▶ Goal of the exercise:
Could you please write out each line of the records exactly, minus the pictures?

▶ Material supplied:
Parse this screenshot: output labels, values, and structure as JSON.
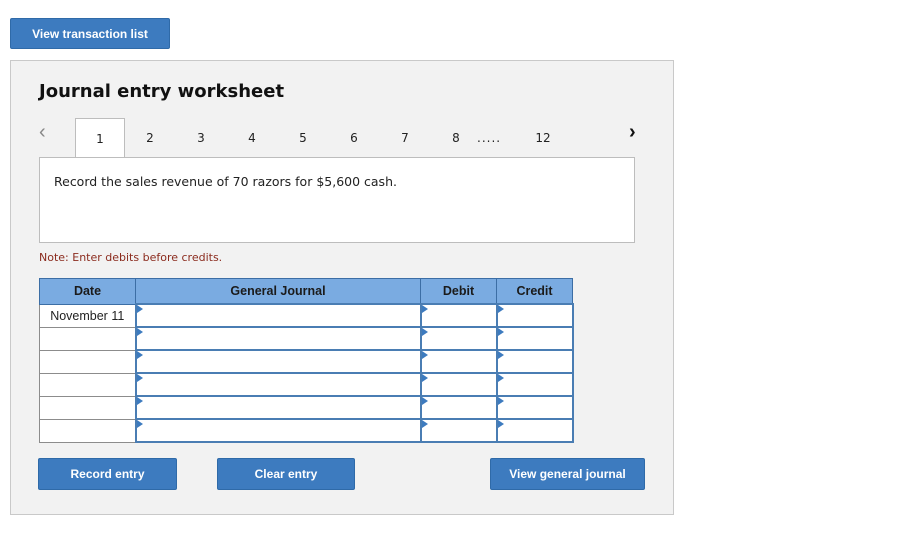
{
  "header": {
    "view_transaction_list": "View transaction list"
  },
  "worksheet": {
    "title": "Journal entry worksheet",
    "tabs": [
      "1",
      "2",
      "3",
      "4",
      "5",
      "6",
      "7",
      "8"
    ],
    "tabs_ellipsis": ".....",
    "tabs_last": "12",
    "active_tab": "1",
    "prompt": "Record the sales revenue of 70 razors for $5,600 cash.",
    "note": "Note: Enter debits before credits.",
    "table": {
      "headers": {
        "date": "Date",
        "general_journal": "General Journal",
        "debit": "Debit",
        "credit": "Credit"
      },
      "rows": [
        {
          "date": "November 11",
          "account": "",
          "debit": "",
          "credit": ""
        },
        {
          "date": "",
          "account": "",
          "debit": "",
          "credit": ""
        },
        {
          "date": "",
          "account": "",
          "debit": "",
          "credit": ""
        },
        {
          "date": "",
          "account": "",
          "debit": "",
          "credit": ""
        },
        {
          "date": "",
          "account": "",
          "debit": "",
          "credit": ""
        },
        {
          "date": "",
          "account": "",
          "debit": "",
          "credit": ""
        }
      ]
    },
    "buttons": {
      "record": "Record entry",
      "clear": "Clear entry",
      "view_journal": "View general journal"
    }
  },
  "colors": {
    "button_blue": "#3d7bbf",
    "header_blue": "#7aabe1",
    "note_red": "#8b2b1e",
    "panel_bg": "#f2f2f2"
  },
  "icons": {
    "prev": "chevron-left-icon",
    "next": "chevron-right-icon",
    "dropdown_marker": "triangle-right-icon"
  }
}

▶ Solution to this exercise:
Parse this screenshot: output labels, values, and structure as JSON.
{
  "header": {
    "view_transaction_list": "View transaction list"
  },
  "worksheet": {
    "title": "Journal entry worksheet",
    "tabs": [
      "1",
      "2",
      "3",
      "4",
      "5",
      "6",
      "7",
      "8"
    ],
    "tabs_ellipsis": ".....",
    "tabs_last": "12",
    "active_tab": "1",
    "prompt": "Record the sales revenue of 70 razors for $5,600 cash.",
    "note": "Note: Enter debits before credits.",
    "table": {
      "headers": {
        "date": "Date",
        "general_journal": "General Journal",
        "debit": "Debit",
        "credit": "Credit"
      },
      "rows": [
        {
          "date": "November 11",
          "account": "",
          "debit": "",
          "credit": ""
        },
        {
          "date": "",
          "account": "",
          "debit": "",
          "credit": ""
        },
        {
          "date": "",
          "account": "",
          "debit": "",
          "credit": ""
        },
        {
          "date": "",
          "account": "",
          "debit": "",
          "credit": ""
        },
        {
          "date": "",
          "account": "",
          "debit": "",
          "credit": ""
        },
        {
          "date": "",
          "account": "",
          "debit": "",
          "credit": ""
        }
      ]
    },
    "buttons": {
      "record": "Record entry",
      "clear": "Clear entry",
      "view_journal": "View general journal"
    }
  },
  "colors": {
    "button_blue": "#3d7bbf",
    "header_blue": "#7aabe1",
    "note_red": "#8b2b1e",
    "panel_bg": "#f2f2f2"
  },
  "icons": {
    "prev": "chevron-left-icon",
    "next": "chevron-right-icon",
    "dropdown_marker": "triangle-right-icon"
  }
}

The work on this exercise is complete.